◆ **PROBLEM STATEMENT**
Give back all the entries below. Omit none of them.

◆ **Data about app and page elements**

══════════════════════════════

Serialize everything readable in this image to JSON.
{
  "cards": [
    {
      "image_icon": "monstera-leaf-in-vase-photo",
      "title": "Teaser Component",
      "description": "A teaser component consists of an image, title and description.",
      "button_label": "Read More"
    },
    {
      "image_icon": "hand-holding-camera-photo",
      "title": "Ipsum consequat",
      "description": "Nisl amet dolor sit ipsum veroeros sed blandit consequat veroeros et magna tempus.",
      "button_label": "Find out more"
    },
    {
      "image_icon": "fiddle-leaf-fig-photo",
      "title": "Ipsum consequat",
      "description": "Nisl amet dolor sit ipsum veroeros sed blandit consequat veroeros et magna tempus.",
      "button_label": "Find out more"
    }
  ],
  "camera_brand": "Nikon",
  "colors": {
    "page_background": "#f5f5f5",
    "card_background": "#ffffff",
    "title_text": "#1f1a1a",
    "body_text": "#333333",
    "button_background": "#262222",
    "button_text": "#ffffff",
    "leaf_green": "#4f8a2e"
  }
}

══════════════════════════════

◆ **SOLUTION TO THIS TASK**
Serialize everything readable in this image to JSON.
{
  "cards": [
    {
      "image_icon": "monstera-leaf-in-vase-photo",
      "title": "Teaser Component",
      "description": "A teaser component consists of an image, title and description.",
      "button_label": "Read More"
    },
    {
      "image_icon": "hand-holding-camera-photo",
      "title": "Ipsum consequat",
      "description": "Nisl amet dolor sit ipsum veroeros sed blandit consequat veroeros et magna tempus.",
      "button_label": "Find out more"
    },
    {
      "image_icon": "fiddle-leaf-fig-photo",
      "title": "Ipsum consequat",
      "description": "Nisl amet dolor sit ipsum veroeros sed blandit consequat veroeros et magna tempus.",
      "button_label": "Find out more"
    }
  ],
  "camera_brand": "Nikon",
  "colors": {
    "page_background": "#f5f5f5",
    "card_background": "#ffffff",
    "title_text": "#1f1a1a",
    "body_text": "#333333",
    "button_background": "#262222",
    "button_text": "#ffffff",
    "leaf_green": "#4f8a2e"
  }
}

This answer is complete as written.